According to him: “In 2012, Nigeria launched the National Financial Inclusion Strategy (NFIS) to reduce the percentage of adults that are excluded from financial services from 46.3 per cent in 2010 to 20 per cent in 2020. The strategic goals are driven by a broad range of coordinated interventions, including simplified Know Your Customer (KYC) regulations, Agent banking, Microinsurance and Consumer Protection principles.”
He noted that in aligning with the National Financial Inclusion target for the Insurance sector and the need to deepened insurance penetration, NAICOM did focus on two objectives namely: Insurance awareness campaign for the financially excluded and promoting the development of products and business models that meet the needs of the these excluded groups.

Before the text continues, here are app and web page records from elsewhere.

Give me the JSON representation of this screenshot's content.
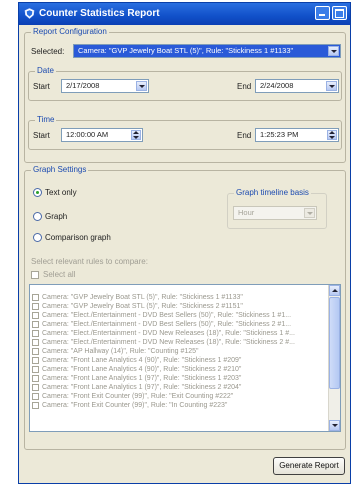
{
  "window": {
    "title": "Counter Statistics Report"
  },
  "report_config": {
    "group_label": "Report Configuration",
    "selected_label": "Selected:",
    "selected_value": "Camera: \"GVP Jewelry Boat STL (5)\", Rule: \"Stickiness 1 #1133\""
  },
  "date": {
    "group_label": "Date",
    "start_label": "Start",
    "start_value": "2/17/2008",
    "end_label": "End",
    "end_value": "2/24/2008"
  },
  "time": {
    "group_label": "Time",
    "start_label": "Start",
    "start_value": "12:00:00 AM",
    "end_label": "End",
    "end_value": "1:25:23 PM"
  },
  "graph_settings": {
    "group_label": "Graph Settings",
    "options": [
      {
        "label": "Text only",
        "selected": true
      },
      {
        "label": "Graph",
        "selected": false
      },
      {
        "label": "Comparison graph",
        "selected": false
      }
    ],
    "timeline_label": "Graph timeline basis",
    "timeline_value": "Hour",
    "compare_hint": "Select relevant rules to compare:",
    "select_all_label": "Select all",
    "rules": [
      "Camera: \"GVP Jewelry Boat STL (5)\", Rule: \"Stickiness 1 #1133\"",
      "Camera: \"GVP Jewelry Boat STL (5)\", Rule: \"Stickiness 2 #1151\"",
      "Camera: \"Elect./Entertainment - DVD Best Sellers (50)\", Rule: \"Stickiness 1 #1...",
      "Camera: \"Elect./Entertainment - DVD Best Sellers (50)\", Rule: \"Stickiness 2 #1...",
      "Camera: \"Elect./Entertainment - DVD New Releases (18)\", Rule: \"Stickiness 1 #...",
      "Camera: \"Elect./Entertainment - DVD New Releases (18)\", Rule: \"Stickiness 2 #...",
      "Camera: \"AP Hallway (14)\", Rule: \"Counting #125\"",
      "Camera: \"Front Lane Analytics 4 (90)\", Rule: \"Stickiness 1 #209\"",
      "Camera: \"Front Lane Analytics 4 (90)\", Rule: \"Stickiness 2 #210\"",
      "Camera: \"Front Lane Analytics 1 (97)\", Rule: \"Stickiness 1 #203\"",
      "Camera: \"Front Lane Analytics 1 (97)\", Rule: \"Stickiness 2 #204\"",
      "Camera: \"Front Exit Counter (99)\", Rule: \"Exit Counting #222\"",
      "Camera: \"Front Exit Counter (99)\", Rule: \"In Counting #223\""
    ]
  },
  "footer": {
    "generate_label": "Generate Report"
  }
}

“In the area of Microinsurance, NAICOM has been working with Deutsche Gesellschaft fur Internationale Zusammenarbeit Gmbh, GIZ of Germany and our own Enhancing Financial Innovation & Access (EFInA). The relationship with these two bodies have culminated in a well-documented diagnostic study of the Nigerian market, several seminars, workshops and trainings on Microinsurance for both operators and staff of NAICOM and the industry at large.
“In December 2017, the Commission went a step further and invited the Toronto Center, Canada to conduct a training session in Abuja for insurance operators and regulators in the West- African Sub-Region,” he said.

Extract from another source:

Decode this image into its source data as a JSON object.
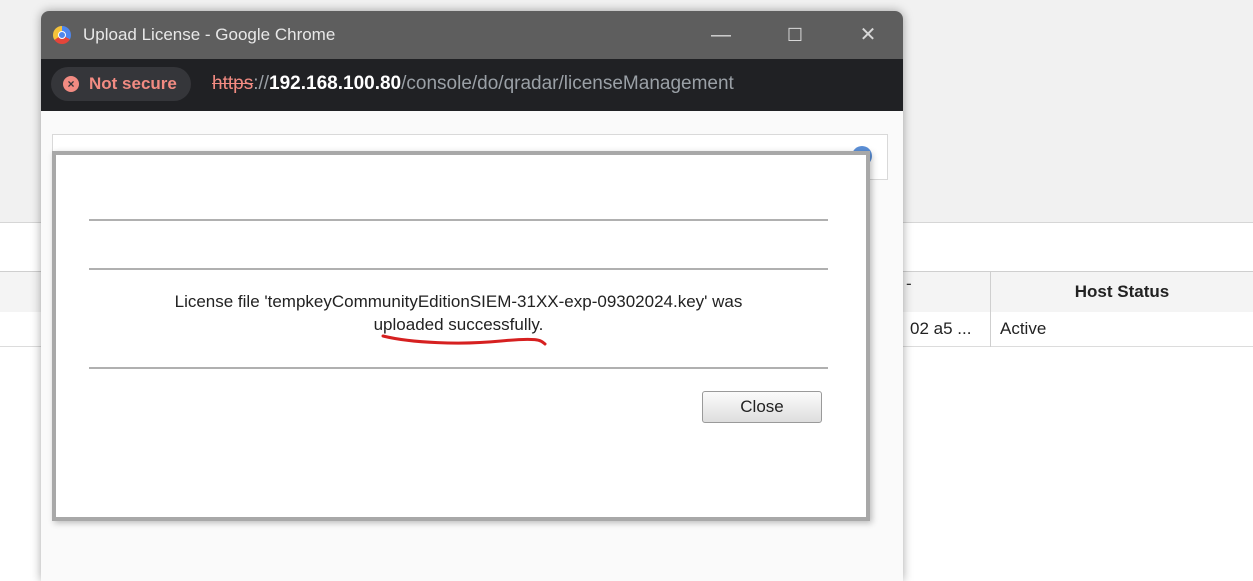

Kari maintained that financial inclusion, is collective responsibility of all, whilst calling on stakeholders to support the collective drive of the insurance sector as the regulator forges ahead in creating an enabling and sustainable environment for insurance penetration and increasing access to financial services and products.
The Chief Executive Officer (CEO) of Economic Associates, Ayodele Teriba, who was the Chairman of Session, said there is need to work on macro economic issues to enable the micro economics work effectively, stressing that people often do not buy insurance because of their purchasing power.
According to him, people have to first and foremost sort out other pressing needs before thinking of insurance. He called on the government to ensure macro economic issues are sorted out to enable the citizenry have the income to buy insurance.